Embracing an inclusive university research culture
About this project
This is a collaboration between health researchers at the University of Glasgow, self-advocates with intellectual disabilities and third sector organisations in Scotland.
Our aim is to encourage all researchers at the University of Glasgow to adopt an inclusive research culture across all areas of health research. We want researchers to produce accessible information from their research that is often quite difficult to understand.
This approach will ensure people with intellectual disabilities have access to information that may be of interest or importance to them (e.g. information about brain injury or cancer).
If we make all our research accessible, we can make sure everyone has access to new research findings that may be important or of interest to them. For example, new health or science information that might be helpful.
What we are doing
This is a pilot project where we are translating two complex studies about health – one on football and neurodegenerative disease, and one on cancer and mental health – and co-creating three outputs from each: a short animation, an infographic and a podcast.

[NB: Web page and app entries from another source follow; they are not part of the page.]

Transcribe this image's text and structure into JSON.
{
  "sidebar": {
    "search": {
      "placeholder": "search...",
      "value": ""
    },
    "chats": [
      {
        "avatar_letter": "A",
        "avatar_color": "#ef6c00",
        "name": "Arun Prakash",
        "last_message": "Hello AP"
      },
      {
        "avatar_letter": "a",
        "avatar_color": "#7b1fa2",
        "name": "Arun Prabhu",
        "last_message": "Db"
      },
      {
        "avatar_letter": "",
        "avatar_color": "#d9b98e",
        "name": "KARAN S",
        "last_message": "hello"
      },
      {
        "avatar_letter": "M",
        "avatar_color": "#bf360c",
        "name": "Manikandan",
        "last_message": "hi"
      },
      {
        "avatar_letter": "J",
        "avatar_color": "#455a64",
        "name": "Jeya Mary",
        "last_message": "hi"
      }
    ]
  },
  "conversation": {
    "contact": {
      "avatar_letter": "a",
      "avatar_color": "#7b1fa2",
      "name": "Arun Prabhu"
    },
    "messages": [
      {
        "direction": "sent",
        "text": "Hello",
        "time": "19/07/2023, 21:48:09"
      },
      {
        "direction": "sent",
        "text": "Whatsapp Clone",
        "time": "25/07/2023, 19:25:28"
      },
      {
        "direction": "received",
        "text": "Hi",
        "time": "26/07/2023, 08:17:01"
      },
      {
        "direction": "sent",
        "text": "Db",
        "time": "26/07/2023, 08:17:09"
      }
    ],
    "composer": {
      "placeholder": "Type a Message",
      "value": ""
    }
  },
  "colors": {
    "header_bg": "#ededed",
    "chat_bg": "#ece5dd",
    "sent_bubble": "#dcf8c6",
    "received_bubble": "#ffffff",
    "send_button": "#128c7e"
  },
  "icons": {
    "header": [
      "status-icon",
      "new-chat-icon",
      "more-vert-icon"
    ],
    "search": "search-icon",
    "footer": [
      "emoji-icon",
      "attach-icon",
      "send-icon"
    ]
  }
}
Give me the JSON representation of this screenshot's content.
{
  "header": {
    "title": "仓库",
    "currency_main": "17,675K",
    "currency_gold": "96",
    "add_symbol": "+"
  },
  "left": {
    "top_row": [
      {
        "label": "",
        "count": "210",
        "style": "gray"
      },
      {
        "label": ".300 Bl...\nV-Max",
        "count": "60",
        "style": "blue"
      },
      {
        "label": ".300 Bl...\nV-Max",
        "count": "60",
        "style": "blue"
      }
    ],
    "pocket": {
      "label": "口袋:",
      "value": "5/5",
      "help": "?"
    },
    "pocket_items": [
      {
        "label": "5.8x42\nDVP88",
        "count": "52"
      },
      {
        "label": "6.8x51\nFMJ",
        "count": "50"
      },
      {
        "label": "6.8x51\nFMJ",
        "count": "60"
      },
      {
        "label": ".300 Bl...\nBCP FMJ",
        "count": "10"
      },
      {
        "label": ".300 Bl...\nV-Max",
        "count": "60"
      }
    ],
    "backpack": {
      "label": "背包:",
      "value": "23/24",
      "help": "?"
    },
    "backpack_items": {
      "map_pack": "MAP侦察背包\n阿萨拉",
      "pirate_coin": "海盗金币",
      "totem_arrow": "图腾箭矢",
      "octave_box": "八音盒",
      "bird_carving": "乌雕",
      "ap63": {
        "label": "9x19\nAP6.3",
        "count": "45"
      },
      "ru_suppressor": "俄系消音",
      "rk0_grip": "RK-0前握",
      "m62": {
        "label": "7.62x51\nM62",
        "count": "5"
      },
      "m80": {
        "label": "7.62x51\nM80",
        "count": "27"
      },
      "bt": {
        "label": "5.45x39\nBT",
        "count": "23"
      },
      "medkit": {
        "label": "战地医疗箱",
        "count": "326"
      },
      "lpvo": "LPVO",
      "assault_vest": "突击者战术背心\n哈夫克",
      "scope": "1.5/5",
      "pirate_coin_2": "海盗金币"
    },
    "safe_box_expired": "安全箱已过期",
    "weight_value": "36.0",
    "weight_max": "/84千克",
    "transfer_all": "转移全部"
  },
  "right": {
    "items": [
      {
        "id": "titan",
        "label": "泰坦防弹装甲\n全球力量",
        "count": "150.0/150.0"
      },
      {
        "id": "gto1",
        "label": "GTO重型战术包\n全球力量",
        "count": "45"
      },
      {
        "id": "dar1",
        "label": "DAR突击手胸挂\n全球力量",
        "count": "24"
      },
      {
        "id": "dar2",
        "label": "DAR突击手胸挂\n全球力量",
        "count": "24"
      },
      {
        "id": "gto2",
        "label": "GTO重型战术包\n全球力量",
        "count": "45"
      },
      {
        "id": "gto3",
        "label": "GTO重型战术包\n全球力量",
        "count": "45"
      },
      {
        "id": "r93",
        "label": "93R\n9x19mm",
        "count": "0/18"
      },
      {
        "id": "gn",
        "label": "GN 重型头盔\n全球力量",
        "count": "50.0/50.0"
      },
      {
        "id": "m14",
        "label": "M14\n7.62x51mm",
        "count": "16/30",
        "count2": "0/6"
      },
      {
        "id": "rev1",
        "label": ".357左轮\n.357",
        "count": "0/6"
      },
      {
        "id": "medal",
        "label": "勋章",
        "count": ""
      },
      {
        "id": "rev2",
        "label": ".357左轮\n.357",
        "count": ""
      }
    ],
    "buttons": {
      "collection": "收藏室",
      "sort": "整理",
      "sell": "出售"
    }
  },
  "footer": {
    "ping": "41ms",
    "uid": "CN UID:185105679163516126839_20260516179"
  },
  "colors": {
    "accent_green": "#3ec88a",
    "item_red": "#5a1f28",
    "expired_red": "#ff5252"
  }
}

These will be accessible outputs created with and for people with intellectual disabilities. The diverse team of self-advocate co-creators are shaping and guiding every step of the process, from scripts and storyboards to animation styles and final edits.
We are working with an award-winning animation company, Media Co-Op, to create the animations and infographics.
The animations, infographics and podcasts will be shared widely across broadcast and social media, in Scotland and beyond to connect with as many people as possible.
How you can be a part of it:
Help us to share the finished versions with your networks, colleagues, friends and family from July 2023 onwards - follow us on Twitter and Facebook to find out when the finished versions are ready.
If you have any questions about this work, please contact Fiona Barlow via email@example.com
This project has been funded by the University of Glasgow Knowledge Exchange Fund.